* **Your task**: Repeat all of the records verbatim.

===== Supplied information

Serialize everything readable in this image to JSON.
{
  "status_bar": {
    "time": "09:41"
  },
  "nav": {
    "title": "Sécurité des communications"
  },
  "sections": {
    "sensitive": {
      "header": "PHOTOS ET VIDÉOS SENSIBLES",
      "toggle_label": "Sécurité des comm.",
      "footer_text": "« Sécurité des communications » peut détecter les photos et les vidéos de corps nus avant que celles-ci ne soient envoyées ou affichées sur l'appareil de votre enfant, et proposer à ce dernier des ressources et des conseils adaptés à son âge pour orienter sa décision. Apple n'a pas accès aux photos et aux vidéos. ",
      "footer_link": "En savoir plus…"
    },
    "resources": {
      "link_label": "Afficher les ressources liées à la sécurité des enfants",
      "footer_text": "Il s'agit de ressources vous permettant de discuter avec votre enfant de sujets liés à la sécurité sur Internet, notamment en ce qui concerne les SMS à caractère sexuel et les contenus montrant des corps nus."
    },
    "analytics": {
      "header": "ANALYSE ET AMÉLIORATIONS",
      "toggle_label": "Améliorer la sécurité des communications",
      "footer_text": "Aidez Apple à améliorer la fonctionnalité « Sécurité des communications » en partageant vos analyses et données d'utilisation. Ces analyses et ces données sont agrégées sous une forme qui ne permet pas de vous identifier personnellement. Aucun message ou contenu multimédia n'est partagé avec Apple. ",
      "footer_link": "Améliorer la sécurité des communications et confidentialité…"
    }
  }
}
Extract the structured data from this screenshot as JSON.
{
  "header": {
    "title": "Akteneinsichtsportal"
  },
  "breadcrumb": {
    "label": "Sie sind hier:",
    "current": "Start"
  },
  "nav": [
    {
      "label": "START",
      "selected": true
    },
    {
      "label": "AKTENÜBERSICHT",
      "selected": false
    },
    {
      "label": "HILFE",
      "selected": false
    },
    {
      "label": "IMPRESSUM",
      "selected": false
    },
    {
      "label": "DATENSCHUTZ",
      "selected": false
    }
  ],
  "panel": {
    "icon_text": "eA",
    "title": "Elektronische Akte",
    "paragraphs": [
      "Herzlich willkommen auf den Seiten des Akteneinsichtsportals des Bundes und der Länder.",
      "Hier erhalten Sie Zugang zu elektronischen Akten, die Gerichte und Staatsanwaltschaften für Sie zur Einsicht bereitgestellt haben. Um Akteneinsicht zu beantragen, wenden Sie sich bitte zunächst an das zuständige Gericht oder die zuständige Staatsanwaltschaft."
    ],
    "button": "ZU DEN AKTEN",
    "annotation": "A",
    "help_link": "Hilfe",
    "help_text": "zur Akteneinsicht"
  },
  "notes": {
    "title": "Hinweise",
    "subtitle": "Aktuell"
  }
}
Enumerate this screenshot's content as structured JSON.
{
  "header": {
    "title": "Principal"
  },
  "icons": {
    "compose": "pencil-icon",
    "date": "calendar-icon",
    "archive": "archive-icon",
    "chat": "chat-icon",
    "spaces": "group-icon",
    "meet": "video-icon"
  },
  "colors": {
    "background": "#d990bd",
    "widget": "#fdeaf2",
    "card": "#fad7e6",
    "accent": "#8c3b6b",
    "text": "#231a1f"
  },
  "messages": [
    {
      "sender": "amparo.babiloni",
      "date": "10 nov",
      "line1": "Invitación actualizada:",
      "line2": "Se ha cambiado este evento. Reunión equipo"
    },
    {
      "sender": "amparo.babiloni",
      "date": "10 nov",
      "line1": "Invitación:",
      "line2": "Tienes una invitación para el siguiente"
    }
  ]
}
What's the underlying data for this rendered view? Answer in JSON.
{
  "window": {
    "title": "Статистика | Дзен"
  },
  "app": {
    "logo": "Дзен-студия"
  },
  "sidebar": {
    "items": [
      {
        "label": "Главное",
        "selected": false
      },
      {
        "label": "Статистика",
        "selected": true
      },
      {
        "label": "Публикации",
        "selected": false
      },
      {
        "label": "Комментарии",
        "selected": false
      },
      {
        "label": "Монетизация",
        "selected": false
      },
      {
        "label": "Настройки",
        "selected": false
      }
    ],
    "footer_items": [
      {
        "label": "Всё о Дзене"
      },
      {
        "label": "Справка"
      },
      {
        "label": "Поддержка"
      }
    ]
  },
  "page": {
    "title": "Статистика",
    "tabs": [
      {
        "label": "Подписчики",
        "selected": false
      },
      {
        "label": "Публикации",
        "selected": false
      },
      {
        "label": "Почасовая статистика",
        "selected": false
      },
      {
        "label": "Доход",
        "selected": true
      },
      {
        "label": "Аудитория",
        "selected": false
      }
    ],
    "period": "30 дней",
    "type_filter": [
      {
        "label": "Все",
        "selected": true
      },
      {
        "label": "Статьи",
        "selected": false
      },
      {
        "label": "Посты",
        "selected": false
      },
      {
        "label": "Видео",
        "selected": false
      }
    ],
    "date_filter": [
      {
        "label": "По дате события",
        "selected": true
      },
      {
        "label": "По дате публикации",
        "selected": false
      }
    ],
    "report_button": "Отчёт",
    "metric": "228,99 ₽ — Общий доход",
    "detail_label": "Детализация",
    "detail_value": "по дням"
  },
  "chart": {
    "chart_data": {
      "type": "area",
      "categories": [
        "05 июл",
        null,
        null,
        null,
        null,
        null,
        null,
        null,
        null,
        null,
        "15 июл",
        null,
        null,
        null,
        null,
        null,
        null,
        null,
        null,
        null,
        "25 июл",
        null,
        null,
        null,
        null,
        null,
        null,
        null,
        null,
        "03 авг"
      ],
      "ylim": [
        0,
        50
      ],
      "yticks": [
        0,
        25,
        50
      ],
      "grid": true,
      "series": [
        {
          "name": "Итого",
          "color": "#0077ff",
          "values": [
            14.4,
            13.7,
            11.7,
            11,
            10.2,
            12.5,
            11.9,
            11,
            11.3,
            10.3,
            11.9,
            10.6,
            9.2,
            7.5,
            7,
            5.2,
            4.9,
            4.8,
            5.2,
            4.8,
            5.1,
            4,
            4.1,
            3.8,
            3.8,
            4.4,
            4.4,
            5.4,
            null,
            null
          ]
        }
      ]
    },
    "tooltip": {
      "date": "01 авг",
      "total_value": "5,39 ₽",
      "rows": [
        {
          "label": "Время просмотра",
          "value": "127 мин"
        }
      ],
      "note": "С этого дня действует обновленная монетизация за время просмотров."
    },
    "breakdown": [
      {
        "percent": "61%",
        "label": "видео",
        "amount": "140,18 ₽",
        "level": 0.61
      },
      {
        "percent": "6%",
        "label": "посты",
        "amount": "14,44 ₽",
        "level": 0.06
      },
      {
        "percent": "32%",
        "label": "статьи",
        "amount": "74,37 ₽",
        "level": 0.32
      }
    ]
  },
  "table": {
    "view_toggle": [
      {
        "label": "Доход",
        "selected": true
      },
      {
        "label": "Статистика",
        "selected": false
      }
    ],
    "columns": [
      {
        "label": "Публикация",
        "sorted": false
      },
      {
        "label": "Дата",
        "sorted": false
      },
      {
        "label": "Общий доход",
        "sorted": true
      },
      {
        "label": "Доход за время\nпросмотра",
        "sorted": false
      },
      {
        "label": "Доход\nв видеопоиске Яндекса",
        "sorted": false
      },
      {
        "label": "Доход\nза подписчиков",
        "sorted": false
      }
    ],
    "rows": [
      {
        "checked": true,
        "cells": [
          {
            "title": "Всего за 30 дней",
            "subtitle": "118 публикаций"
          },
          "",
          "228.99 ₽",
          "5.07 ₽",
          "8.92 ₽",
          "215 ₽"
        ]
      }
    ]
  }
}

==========

* **Worked solution**:
Serialize everything readable in this image to JSON.
{
  "status_bar": {
    "time": "09:41"
  },
  "nav": {
    "title": "Sécurité des communications"
  },
  "sections": {
    "sensitive": {
      "header": "PHOTOS ET VIDÉOS SENSIBLES",
      "toggle_label": "Sécurité des comm.",
      "footer_text": "« Sécurité des communications » peut détecter les photos et les vidéos de corps nus avant que celles-ci ne soient envoyées ou affichées sur l'appareil de votre enfant, et proposer à ce dernier des ressources et des conseils adaptés à son âge pour orienter sa décision. Apple n'a pas accès aux photos et aux vidéos. ",
      "footer_link": "En savoir plus…"
    },
    "resources": {
      "link_label": "Afficher les ressources liées à la sécurité des enfants",
      "footer_text": "Il s'agit de ressources vous permettant de discuter avec votre enfant de sujets liés à la sécurité sur Internet, notamment en ce qui concerne les SMS à caractère sexuel et les contenus montrant des corps nus."
    },
    "analytics": {
      "header": "ANALYSE ET AMÉLIORATIONS",
      "toggle_label": "Améliorer la sécurité des communications",
      "footer_text": "Aidez Apple à améliorer la fonctionnalité « Sécurité des communications » en partageant vos analyses et données d'utilisation. Ces analyses et ces données sont agrégées sous une forme qui ne permet pas de vous identifier personnellement. Aucun message ou contenu multimédia n'est partagé avec Apple. ",
      "footer_link": "Améliorer la sécurité des communications et confidentialité…"
    }
  }
}
Extract the structured data from this screenshot as JSON.
{
  "header": {
    "title": "Akteneinsichtsportal"
  },
  "breadcrumb": {
    "label": "Sie sind hier:",
    "current": "Start"
  },
  "nav": [
    {
      "label": "START",
      "selected": true
    },
    {
      "label": "AKTENÜBERSICHT",
      "selected": false
    },
    {
      "label": "HILFE",
      "selected": false
    },
    {
      "label": "IMPRESSUM",
      "selected": false
    },
    {
      "label": "DATENSCHUTZ",
      "selected": false
    }
  ],
  "panel": {
    "icon_text": "eA",
    "title": "Elektronische Akte",
    "paragraphs": [
      "Herzlich willkommen auf den Seiten des Akteneinsichtsportals des Bundes und der Länder.",
      "Hier erhalten Sie Zugang zu elektronischen Akten, die Gerichte und Staatsanwaltschaften für Sie zur Einsicht bereitgestellt haben. Um Akteneinsicht zu beantragen, wenden Sie sich bitte zunächst an das zuständige Gericht oder die zuständige Staatsanwaltschaft."
    ],
    "button": "ZU DEN AKTEN",
    "annotation": "A",
    "help_link": "Hilfe",
    "help_text": "zur Akteneinsicht"
  },
  "notes": {
    "title": "Hinweise",
    "subtitle": "Aktuell"
  }
}
Enumerate this screenshot's content as structured JSON.
{
  "header": {
    "title": "Principal"
  },
  "icons": {
    "compose": "pencil-icon",
    "date": "calendar-icon",
    "archive": "archive-icon",
    "chat": "chat-icon",
    "spaces": "group-icon",
    "meet": "video-icon"
  },
  "colors": {
    "background": "#d990bd",
    "widget": "#fdeaf2",
    "card": "#fad7e6",
    "accent": "#8c3b6b",
    "text": "#231a1f"
  },
  "messages": [
    {
      "sender": "amparo.babiloni",
      "date": "10 nov",
      "line1": "Invitación actualizada:",
      "line2": "Se ha cambiado este evento. Reunión equipo"
    },
    {
      "sender": "amparo.babiloni",
      "date": "10 nov",
      "line1": "Invitación:",
      "line2": "Tienes una invitación para el siguiente"
    }
  ]
}
What's the underlying data for this rendered view? Answer in JSON.
{
  "window": {
    "title": "Статистика | Дзен"
  },
  "app": {
    "logo": "Дзен-студия"
  },
  "sidebar": {
    "items": [
      {
        "label": "Главное",
        "selected": false
      },
      {
        "label": "Статистика",
        "selected": true
      },
      {
        "label": "Публикации",
        "selected": false
      },
      {
        "label": "Комментарии",
        "selected": false
      },
      {
        "label": "Монетизация",
        "selected": false
      },
      {
        "label": "Настройки",
        "selected": false
      }
    ],
    "footer_items": [
      {
        "label": "Всё о Дзене"
      },
      {
        "label": "Справка"
      },
      {
        "label": "Поддержка"
      }
    ]
  },
  "page": {
    "title": "Статистика",
    "tabs": [
      {
        "label": "Подписчики",
        "selected": false
      },
      {
        "label": "Публикации",
        "selected": false
      },
      {
        "label": "Почасовая статистика",
        "selected": false
      },
      {
        "label": "Доход",
        "selected": true
      },
      {
        "label": "Аудитория",
        "selected": false
      }
    ],
    "period": "30 дней",
    "type_filter": [
      {
        "label": "Все",
        "selected": true
      },
      {
        "label": "Статьи",
        "selected": false
      },
      {
        "label": "Посты",
        "selected": false
      },
      {
        "label": "Видео",
        "selected": false
      }
    ],
    "date_filter": [
      {
        "label": "По дате события",
        "selected": true
      },
      {
        "label": "По дате публикации",
        "selected": false
      }
    ],
    "report_button": "Отчёт",
    "metric": "228,99 ₽ — Общий доход",
    "detail_label": "Детализация",
    "detail_value": "по дням"
  },
  "chart": {
    "chart_data": {
      "type": "area",
      "categories": [
        "05 июл",
        null,
        null,
        null,
        null,
        null,
        null,
        null,
        null,
        null,
        "15 июл",
        null,
        null,
        null,
        null,
        null,
        null,
        null,
        null,
        null,
        "25 июл",
        null,
        null,
        null,
        null,
        null,
        null,
        null,
        null,
        "03 авг"
      ],
      "ylim": [
        0,
        50
      ],
      "yticks": [
        0,
        25,
        50
      ],
      "grid": true,
      "series": [
        {
          "name": "Итого",
          "color": "#0077ff",
          "values": [
            14.4,
            13.7,
            11.7,
            11,
            10.2,
            12.5,
            11.9,
            11,
            11.3,
            10.3,
            11.9,
            10.6,
            9.2,
            7.5,
            7,
            5.2,
            4.9,
            4.8,
            5.2,
            4.8,
            5.1,
            4,
            4.1,
            3.8,
            3.8,
            4.4,
            4.4,
            5.4,
            null,
            null
          ]
        }
      ]
    },
    "tooltip": {
      "date": "01 авг",
      "total_value": "5,39 ₽",
      "rows": [
        {
          "label": "Время просмотра",
          "value": "127 мин"
        }
      ],
      "note": "С этого дня действует обновленная монетизация за время просмотров."
    },
    "breakdown": [
      {
        "percent": "61%",
        "label": "видео",
        "amount": "140,18 ₽",
        "level": 0.61
      },
      {
        "percent": "6%",
        "label": "посты",
        "amount": "14,44 ₽",
        "level": 0.06
      },
      {
        "percent": "32%",
        "label": "статьи",
        "amount": "74,37 ₽",
        "level": 0.32
      }
    ]
  },
  "table": {
    "view_toggle": [
      {
        "label": "Доход",
        "selected": true
      },
      {
        "label": "Статистика",
        "selected": false
      }
    ],
    "columns": [
      {
        "label": "Публикация",
        "sorted": false
      },
      {
        "label": "Дата",
        "sorted": false
      },
      {
        "label": "Общий доход",
        "sorted": true
      },
      {
        "label": "Доход за время\nпросмотра",
        "sorted": false
      },
      {
        "label": "Доход\nв видеопоиске Яндекса",
        "sorted": false
      },
      {
        "label": "Доход\nза подписчиков",
        "sorted": false
      }
    ],
    "rows": [
      {
        "checked": true,
        "cells": [
          {
            "title": "Всего за 30 дней",
            "subtitle": "118 публикаций"
          },
          "",
          "228.99 ₽",
          "5.07 ₽",
          "8.92 ₽",
          "215 ₽"
        ]
      }
    ]
  }
}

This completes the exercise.